Public perception about relaxing laws surrounding marijuana possession don't have as much to do with increased comfort with the use of medical marijuana as the fiscal arguments, he adds.
"I think what has been much more influential is people seeing that state and federal governments are spending hundreds of millions of dollars a year, if not billions of dollars a year, locking people up for something that's safer than alcohol," Fox says. "That's something that doesn't make sense to people in these tough economic times."
Jeremy Mayer, political science professor at George Mason University, says generational attitudes also play a role.
"The most opposed to legalization are the oldest, the most in favor the youngest," he says. "I expect this issue will follow the same pattern as racial integration and gay marriage. As the elderly die off, and are replaced, marijuana will become more legal."
Mayer also points out that at least the last three presidents have all admitted using marijuana.
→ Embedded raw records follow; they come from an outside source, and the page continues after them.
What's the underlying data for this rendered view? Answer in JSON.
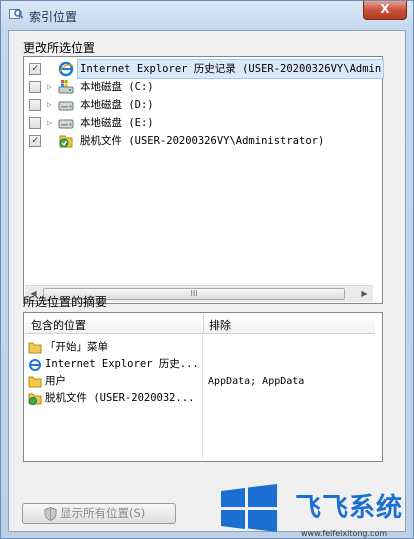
{
  "window": {
    "title": "索引位置",
    "close_label": "X"
  },
  "change_locations": {
    "label": "更改所选位置",
    "items": [
      {
        "label": "Internet Explorer 历史记录 (USER-20200326VY\\Admin",
        "checked": true,
        "icon": "ie-icon",
        "expandable": false
      },
      {
        "label": "本地磁盘 (C:)",
        "checked": false,
        "icon": "system-drive-icon",
        "expandable": true
      },
      {
        "label": "本地磁盘 (D:)",
        "checked": false,
        "icon": "drive-icon",
        "expandable": true
      },
      {
        "label": "本地磁盘 (E:)",
        "checked": false,
        "icon": "drive-icon",
        "expandable": true
      },
      {
        "label": "脱机文件 (USER-20200326VY\\Administrator)",
        "checked": true,
        "icon": "offline-files-icon",
        "expandable": false
      }
    ],
    "scroll_grip": "III"
  },
  "summary": {
    "label": "所选位置的摘要",
    "columns": {
      "included": "包含的位置",
      "excluded": "排除"
    },
    "rows": [
      {
        "included": "「开始」菜单",
        "icon": "folder-icon",
        "excluded": ""
      },
      {
        "included": "Internet Explorer 历史...",
        "icon": "ie-icon",
        "excluded": ""
      },
      {
        "included": "用户",
        "icon": "folder-icon",
        "excluded": "AppData; AppData"
      },
      {
        "included": "脱机文件 (USER-2020032...",
        "icon": "offline-files-icon",
        "excluded": ""
      }
    ]
  },
  "buttons": {
    "show_all": "显示所有位置(S)"
  },
  "watermark": {
    "brand": "飞飞系统",
    "url": "www.feifeixitong.com"
  },
  "colors": {
    "accent": "#1a6fd0",
    "close": "#c9513b"
  }
}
"Is there anyone claiming that imprisonment would have helped any of these young men? Do we see evidence of damage to their mental abilities thanks to marijuana?" he asks. "Yet all three presided over criminal justice systems that sent citizens to jail for precisely the act that all three committed."
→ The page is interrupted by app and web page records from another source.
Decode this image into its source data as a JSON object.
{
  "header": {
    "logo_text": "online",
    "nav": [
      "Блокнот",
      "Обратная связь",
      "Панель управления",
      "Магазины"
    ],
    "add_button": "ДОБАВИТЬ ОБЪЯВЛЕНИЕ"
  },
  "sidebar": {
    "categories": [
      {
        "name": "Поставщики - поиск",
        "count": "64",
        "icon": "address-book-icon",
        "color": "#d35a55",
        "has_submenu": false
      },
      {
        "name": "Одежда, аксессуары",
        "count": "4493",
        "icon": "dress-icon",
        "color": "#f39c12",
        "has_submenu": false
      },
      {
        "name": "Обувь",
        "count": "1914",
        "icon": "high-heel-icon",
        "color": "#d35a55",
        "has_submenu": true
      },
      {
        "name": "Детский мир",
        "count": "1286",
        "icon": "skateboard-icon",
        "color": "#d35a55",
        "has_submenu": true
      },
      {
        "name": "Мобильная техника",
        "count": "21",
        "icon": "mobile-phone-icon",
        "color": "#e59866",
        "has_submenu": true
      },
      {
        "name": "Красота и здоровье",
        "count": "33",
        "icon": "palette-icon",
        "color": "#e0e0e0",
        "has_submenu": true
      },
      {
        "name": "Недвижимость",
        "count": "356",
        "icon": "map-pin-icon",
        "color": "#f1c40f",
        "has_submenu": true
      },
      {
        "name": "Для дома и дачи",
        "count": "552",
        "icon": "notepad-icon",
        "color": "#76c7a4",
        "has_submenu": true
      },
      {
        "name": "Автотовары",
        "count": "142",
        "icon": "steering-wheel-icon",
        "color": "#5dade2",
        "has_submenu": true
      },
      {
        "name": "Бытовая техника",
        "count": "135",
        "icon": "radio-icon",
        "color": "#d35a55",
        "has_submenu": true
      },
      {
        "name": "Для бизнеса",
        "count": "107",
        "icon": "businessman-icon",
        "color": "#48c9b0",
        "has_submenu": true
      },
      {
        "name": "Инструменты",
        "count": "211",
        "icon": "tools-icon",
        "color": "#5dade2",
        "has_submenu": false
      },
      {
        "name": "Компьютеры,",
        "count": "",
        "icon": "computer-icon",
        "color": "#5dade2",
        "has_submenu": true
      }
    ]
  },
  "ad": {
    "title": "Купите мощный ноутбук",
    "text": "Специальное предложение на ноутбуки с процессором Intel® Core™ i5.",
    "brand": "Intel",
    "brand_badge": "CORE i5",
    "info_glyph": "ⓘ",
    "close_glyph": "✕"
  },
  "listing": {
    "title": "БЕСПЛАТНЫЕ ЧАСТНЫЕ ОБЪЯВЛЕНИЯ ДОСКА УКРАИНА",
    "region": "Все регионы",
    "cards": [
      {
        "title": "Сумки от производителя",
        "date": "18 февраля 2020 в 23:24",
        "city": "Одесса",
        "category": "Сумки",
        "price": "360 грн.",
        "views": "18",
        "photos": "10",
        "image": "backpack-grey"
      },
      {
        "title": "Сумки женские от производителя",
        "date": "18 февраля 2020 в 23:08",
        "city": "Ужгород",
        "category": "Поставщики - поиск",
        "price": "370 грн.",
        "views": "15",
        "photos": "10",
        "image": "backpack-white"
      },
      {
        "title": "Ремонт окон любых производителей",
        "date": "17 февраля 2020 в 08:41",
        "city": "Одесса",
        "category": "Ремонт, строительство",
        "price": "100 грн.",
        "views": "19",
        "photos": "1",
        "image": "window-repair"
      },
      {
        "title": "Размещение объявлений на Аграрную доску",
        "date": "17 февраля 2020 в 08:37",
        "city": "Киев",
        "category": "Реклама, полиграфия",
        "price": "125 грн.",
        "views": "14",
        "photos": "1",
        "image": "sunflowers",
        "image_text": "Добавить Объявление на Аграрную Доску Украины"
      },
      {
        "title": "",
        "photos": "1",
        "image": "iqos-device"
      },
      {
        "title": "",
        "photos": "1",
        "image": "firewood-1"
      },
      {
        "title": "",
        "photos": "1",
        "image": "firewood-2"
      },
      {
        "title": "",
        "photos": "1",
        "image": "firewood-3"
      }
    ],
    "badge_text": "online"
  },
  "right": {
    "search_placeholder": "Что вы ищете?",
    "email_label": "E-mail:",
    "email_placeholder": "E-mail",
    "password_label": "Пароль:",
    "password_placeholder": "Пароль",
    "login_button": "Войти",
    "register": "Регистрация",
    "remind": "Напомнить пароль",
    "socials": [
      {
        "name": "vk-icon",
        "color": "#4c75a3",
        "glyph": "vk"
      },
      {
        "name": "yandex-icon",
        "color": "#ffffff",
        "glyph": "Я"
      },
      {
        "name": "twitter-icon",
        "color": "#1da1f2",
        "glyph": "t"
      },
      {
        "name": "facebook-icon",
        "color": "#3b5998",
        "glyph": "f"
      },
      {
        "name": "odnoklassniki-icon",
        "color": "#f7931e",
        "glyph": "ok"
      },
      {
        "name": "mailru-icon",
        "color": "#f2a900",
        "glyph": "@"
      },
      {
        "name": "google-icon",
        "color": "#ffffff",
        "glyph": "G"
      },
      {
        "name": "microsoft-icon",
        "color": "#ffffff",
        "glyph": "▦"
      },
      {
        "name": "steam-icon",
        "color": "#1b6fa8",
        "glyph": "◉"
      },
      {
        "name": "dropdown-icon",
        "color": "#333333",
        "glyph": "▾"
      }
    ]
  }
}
Rebekah Metzler is a political writer for U.S. News & World Report. You can contact her at firstname.lastname@example.org or follow her on Twitter.